Nzinga “Zing” Shaw
Chief DEI Officer, The Recording Academy | GRAMMYs
Nzinga “Zing” Shaw’s address will focus on the ways that corporate organizations have proactively addressed forward-facing/public DEI challenges. She will provide the audience with real case studies that explore the problems that can occur when DEI isn’t a core component of an organization’s business model. Additionally, Shaw will help the audience to define and execute tangible actions for leaders to foster greater inclusion.
Head of Special Data Projects, USAFacts
Data can help us make sense of reality—but first we need to make sense of the data. And for that purpose, nothing beats what one historical government leader called “the magic of graphs.” From a chart that helps students master the periodic table of elements to a curve that traces the rise and fall of pandemic waves, a well-designed graphic “informs the mind, awakens the imagination, convinces.” Few people today understand that better than Amanda Cox, the Head of Special Data Projects at USAFacts and former editor of the New York Times data journalism section The Upshot. In this session, Amanda draws on examples and her experience to illustrate the art of effective data visualization.
CEO of ORCAA, Author of the New York Times best-seller
Weapons of Math Destruction and The Shame Machine
Chief Operating Officer/General Counsel, ORCAA
Artificial intelligence is resetting the value equation in countless professions, but to what end? In this two-part session, Cathy O’Neil first offers a provocation: As AI replaces bureaucracies in every major industry, we can either take the opportunity to automate the status quo, with all of its historical baggage, or to deliberately true up the machines to our stated values. Which path will we choose? Which values could we even agree on? After challenging us to think deeper about what it would truly take to harness AI for good, Cathy joins Wharton Assistant Professor Hamsa Bastani for a conversation at the exciting but fraught intersection between AI and people analytics.
Navigating uncertainty through art, behavioral science, and nudges
Author of the national best-seller Big Feelings and the Wall Street Journal best-seller No Hard Feelings
Head of content and communications at Humu
Author and head of content at Humu Liz Fosslien will walk through science-backed (and illustrated!) strategies individuals and leaders can implement to ground themselves when things are up in the air. She’ll also share how she has confronted uncertainty in her own life, and why seemingly small nudges can have a profound impact on how we feel.
Pre-recorded conversation between:
Organizational psychologist at Wharton, #1 NYT bestselling author of THINK AGAIN, and host of the TED podcast WorkLife
Former Chairman and CEO of IBM, Co-Chair at OneTen,
Author of Good Power: Leading Positive Change in Our Lives, Work, and World
Followed by a live talk with:
Associate Professor of Management and Entrepreneurship at Arizona State University
Samir Nurmohamed, Associate Professor of Management, The Wharton School
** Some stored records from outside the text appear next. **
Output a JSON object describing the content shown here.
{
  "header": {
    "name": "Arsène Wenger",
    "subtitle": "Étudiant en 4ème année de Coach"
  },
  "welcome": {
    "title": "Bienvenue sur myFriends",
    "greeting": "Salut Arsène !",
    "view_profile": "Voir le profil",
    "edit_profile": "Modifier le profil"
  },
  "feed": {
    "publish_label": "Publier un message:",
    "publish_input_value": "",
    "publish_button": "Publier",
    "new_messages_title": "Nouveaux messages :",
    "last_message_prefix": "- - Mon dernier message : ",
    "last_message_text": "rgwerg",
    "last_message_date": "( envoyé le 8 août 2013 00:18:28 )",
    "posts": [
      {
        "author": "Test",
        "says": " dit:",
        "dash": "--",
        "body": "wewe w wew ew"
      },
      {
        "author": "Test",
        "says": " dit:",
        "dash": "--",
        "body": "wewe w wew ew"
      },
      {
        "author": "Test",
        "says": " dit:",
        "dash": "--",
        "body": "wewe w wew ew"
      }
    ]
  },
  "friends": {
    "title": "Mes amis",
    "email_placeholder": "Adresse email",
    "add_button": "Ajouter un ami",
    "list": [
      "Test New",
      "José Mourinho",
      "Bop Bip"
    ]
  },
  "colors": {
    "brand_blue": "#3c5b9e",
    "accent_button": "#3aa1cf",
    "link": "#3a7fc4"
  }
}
In this two-part session, we explore the cultivation and use of power from the leadership seat. Beginning with an excerpt from Adam Grant’s recent interview with longtime IBM CEO Ginni Rometty, we consider her framing of Good Power and how it can be leveraged to advance people and organizations. Following that, ASU Professor Ned Wellman and Wharton Professor Samir Nurmohamed explore together how Good Power is successfully cultivated and harnessed.
Analytics & Leadership
General Manager of the Minnesota Vikings
Practice Professor, Faculty Co-director, Wharton People Analytics,
Faculty Co-Lead, Wharton Sports Analytics and Business Initiative
Kwesi Odofo-Mensah is celebrated as the first “analytics” GM in the not-always-so-forward-thinking NFL. How does a new leader blend the potential of analytics with the wisdom of traditional decision-makers? Is it possible to build a culture that is both “tough” and “smart”? And what are the key challenges as one moves from being the analyst to the boss? While Odofo-Mensah is navigating these issues on the very public stage of professional sports, they are relevant for all of us. In this conversation with Professor Cade Massey, Odofo-Mensah will reflect on his experience from what many consider the frontier of people analytics.